DATA FOR REVIEW Start Marker

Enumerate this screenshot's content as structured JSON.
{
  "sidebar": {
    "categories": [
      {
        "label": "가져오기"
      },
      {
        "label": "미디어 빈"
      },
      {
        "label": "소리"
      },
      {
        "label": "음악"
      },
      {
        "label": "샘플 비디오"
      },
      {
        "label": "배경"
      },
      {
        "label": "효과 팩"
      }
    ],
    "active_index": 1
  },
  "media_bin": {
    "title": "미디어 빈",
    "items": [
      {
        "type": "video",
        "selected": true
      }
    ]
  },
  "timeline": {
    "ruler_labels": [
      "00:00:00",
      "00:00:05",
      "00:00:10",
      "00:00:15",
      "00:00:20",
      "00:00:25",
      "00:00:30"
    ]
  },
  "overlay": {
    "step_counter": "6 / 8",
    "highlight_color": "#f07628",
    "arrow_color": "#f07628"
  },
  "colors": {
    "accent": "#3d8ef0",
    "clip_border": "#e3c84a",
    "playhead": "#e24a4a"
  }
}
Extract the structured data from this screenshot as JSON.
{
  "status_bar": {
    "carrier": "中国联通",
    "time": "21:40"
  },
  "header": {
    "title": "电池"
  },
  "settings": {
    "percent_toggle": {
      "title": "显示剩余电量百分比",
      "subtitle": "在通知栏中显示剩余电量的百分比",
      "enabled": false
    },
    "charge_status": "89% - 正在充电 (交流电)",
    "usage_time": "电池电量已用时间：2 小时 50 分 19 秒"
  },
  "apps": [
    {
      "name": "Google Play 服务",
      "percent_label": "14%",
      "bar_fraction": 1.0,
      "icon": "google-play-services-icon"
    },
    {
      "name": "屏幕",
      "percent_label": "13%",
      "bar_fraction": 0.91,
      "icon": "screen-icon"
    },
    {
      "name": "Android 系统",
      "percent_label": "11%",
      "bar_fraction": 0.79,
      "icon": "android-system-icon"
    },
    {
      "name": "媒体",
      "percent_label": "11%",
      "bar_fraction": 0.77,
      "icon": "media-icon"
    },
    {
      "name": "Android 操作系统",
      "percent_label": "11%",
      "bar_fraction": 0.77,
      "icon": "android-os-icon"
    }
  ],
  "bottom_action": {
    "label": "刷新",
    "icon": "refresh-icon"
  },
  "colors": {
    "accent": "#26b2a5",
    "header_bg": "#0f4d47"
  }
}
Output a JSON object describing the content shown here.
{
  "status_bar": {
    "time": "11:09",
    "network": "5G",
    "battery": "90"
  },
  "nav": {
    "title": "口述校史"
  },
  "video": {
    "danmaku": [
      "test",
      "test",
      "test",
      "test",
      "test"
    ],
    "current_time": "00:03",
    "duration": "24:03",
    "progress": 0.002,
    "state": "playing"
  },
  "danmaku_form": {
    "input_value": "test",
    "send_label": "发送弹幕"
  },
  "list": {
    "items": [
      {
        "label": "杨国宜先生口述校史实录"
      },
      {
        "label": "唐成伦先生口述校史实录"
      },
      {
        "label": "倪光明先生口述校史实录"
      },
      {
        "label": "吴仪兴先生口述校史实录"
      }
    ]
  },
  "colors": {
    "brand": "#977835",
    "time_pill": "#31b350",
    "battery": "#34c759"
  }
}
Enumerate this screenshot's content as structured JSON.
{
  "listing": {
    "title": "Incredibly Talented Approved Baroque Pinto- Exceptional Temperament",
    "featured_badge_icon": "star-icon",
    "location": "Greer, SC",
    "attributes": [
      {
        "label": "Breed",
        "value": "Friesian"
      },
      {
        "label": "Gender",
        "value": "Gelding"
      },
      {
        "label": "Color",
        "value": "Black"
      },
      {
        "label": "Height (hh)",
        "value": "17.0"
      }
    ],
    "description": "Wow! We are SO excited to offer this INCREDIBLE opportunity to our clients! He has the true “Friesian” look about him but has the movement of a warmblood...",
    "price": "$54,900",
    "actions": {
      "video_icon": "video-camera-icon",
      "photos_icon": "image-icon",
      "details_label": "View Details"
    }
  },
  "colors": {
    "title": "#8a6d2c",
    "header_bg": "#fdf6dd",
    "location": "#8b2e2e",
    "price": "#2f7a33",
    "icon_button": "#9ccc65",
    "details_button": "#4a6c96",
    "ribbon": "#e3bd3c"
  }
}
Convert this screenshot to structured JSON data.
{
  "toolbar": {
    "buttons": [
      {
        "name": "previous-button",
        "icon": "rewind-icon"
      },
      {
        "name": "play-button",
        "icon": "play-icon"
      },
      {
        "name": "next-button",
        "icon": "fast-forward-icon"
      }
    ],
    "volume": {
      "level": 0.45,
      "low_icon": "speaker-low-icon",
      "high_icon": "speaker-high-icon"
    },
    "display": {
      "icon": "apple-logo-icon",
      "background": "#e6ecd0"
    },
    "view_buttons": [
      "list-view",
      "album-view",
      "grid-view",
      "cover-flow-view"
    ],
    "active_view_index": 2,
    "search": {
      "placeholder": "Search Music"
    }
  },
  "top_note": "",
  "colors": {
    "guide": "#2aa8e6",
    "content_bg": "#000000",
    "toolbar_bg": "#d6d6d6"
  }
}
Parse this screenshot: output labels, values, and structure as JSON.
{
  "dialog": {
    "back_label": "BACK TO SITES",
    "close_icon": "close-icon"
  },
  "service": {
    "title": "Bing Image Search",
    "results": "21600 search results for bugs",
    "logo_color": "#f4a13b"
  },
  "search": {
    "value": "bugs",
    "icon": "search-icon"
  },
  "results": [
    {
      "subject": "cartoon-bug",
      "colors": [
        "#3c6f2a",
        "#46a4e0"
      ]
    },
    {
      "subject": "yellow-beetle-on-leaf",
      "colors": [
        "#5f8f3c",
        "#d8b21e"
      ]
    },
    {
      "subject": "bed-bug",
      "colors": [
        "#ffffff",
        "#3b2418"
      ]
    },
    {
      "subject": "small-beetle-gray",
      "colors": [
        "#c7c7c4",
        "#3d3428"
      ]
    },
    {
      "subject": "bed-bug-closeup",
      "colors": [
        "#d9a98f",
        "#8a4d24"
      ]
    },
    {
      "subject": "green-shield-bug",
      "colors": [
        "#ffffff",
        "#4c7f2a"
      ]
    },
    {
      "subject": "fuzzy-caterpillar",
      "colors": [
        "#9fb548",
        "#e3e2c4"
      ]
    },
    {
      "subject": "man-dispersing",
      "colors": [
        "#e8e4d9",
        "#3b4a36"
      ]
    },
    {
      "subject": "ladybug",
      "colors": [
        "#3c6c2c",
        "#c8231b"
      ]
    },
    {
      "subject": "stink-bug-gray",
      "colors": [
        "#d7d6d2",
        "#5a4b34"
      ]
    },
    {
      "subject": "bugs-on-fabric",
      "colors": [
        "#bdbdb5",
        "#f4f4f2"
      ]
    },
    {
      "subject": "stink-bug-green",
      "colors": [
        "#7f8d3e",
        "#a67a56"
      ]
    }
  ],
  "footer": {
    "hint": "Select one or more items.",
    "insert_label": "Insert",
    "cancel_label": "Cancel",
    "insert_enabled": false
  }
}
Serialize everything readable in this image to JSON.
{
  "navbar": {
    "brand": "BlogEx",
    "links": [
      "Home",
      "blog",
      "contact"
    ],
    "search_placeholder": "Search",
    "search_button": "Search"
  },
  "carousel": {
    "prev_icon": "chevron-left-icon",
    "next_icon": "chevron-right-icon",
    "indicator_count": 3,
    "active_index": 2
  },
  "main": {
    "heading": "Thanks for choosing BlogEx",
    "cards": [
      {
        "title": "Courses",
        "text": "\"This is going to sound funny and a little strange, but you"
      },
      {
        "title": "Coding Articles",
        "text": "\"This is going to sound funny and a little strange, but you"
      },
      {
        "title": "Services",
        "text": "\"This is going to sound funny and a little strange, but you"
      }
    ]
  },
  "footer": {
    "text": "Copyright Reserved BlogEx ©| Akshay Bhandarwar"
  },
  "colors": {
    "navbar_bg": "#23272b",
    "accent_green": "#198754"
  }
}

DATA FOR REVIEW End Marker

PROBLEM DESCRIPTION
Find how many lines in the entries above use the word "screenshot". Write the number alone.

EXERCISE RESULT
5